Saturday, November 23, 2013

Shearwater wreck

On my first visit to a surf beach since this year's arrival of migratory Short-tailed shearwaters there is still evidence of the massive wreck. There were shearwater carcasses every 5-10 metres at Phillip Island's Woolamai surf beach. Their migration from eastern Russia and western Alaska is generally complete in late September but the birds need the next month or so to replenish and energise for the breeding season. It is not until late November that Phillip Island's one million birds settle in to their breeding territory.

Over the last few years a cultural festival has developed around the arrival of the birds at Phillip Island for breeding. Shearwater Soundfest's Facebook page tells more (and the chronology of this year's Wreck is detailed with links to newspaper articles etc).
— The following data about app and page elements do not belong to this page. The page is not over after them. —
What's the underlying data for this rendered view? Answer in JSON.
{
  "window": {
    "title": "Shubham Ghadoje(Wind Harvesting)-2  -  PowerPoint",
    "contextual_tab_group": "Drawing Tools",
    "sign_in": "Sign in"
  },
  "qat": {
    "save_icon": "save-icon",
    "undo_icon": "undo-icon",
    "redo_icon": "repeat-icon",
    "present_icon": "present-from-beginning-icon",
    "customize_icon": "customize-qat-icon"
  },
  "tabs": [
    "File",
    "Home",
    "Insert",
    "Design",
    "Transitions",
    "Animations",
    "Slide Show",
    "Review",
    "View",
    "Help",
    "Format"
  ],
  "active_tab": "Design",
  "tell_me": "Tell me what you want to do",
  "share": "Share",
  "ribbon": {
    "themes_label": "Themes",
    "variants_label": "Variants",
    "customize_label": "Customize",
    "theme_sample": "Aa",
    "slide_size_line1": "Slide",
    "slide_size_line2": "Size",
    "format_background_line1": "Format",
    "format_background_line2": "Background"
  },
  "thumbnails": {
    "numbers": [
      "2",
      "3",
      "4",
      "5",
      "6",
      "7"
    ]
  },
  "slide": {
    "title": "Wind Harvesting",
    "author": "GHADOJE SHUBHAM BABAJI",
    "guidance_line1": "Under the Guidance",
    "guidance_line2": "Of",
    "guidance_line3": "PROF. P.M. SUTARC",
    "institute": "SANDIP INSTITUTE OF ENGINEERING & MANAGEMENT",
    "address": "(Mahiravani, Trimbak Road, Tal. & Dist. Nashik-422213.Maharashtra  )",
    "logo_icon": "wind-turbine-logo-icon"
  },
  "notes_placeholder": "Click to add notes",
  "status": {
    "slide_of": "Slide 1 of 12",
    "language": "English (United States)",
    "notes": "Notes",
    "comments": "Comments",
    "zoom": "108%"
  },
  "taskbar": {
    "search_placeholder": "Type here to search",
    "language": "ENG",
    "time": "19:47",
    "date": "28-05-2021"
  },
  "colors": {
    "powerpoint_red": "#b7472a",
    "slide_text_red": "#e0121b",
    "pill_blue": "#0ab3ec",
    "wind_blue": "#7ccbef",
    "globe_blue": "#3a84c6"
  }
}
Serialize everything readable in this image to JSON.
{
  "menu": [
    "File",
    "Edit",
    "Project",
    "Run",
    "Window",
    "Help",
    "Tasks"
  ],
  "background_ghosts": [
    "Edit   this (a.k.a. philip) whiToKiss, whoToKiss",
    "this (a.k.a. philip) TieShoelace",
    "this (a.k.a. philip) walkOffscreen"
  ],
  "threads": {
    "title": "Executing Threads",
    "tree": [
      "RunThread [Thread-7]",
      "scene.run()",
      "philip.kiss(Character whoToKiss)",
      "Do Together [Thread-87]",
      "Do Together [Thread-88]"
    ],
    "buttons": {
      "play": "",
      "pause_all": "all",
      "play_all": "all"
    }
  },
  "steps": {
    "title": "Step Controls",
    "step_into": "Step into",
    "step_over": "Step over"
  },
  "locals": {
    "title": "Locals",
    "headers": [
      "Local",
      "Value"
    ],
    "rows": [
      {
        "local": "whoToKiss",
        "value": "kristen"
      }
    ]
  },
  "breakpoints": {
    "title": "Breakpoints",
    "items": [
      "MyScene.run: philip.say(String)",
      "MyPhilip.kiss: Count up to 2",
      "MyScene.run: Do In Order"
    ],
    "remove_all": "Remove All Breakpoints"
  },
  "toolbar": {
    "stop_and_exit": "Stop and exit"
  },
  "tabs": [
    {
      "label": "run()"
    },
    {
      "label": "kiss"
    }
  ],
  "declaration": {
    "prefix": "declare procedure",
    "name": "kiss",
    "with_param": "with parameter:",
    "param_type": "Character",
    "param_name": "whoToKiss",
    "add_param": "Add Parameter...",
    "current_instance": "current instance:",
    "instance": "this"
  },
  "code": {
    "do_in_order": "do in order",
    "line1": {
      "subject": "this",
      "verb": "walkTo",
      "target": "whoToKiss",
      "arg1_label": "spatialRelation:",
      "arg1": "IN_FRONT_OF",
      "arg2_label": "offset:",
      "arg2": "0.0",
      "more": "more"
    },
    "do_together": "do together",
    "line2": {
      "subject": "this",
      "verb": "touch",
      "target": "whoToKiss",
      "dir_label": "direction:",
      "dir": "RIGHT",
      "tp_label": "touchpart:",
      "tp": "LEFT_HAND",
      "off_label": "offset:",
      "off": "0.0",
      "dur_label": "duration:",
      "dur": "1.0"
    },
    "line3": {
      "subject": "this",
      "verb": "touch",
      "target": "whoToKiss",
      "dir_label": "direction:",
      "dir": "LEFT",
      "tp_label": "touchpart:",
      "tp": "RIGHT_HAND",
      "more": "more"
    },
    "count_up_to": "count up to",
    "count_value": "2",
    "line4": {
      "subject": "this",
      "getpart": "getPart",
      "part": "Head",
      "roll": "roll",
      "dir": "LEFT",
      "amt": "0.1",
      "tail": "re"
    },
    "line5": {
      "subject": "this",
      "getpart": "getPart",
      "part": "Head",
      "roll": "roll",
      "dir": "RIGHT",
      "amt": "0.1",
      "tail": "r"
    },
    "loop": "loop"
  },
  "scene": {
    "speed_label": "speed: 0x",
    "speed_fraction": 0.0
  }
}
The November 3rd post on the Facebook page carries a nice video (albeit a little lengthy at 7 minutes) featuring last year's festival. The first 15 seconds has some nice dusk footage of the amazing swarm of shearwaters - a great thing to experience!

We hope this year's breeding season fares better than the migration.

Bird on!


  1. The Silhouettes against the moon is striking. Yes, hopefully the breeding season will help to equalise the losses that have occurred all along the east coast it seems.

  2. Hi Peter. Those losses are terrible. Hope next season will be good.

  3. This phenomenon has been interesting to read about. It seems there is some contention as to whether this is a normal event or a sign of trouble - I'm in two minds about it, myself!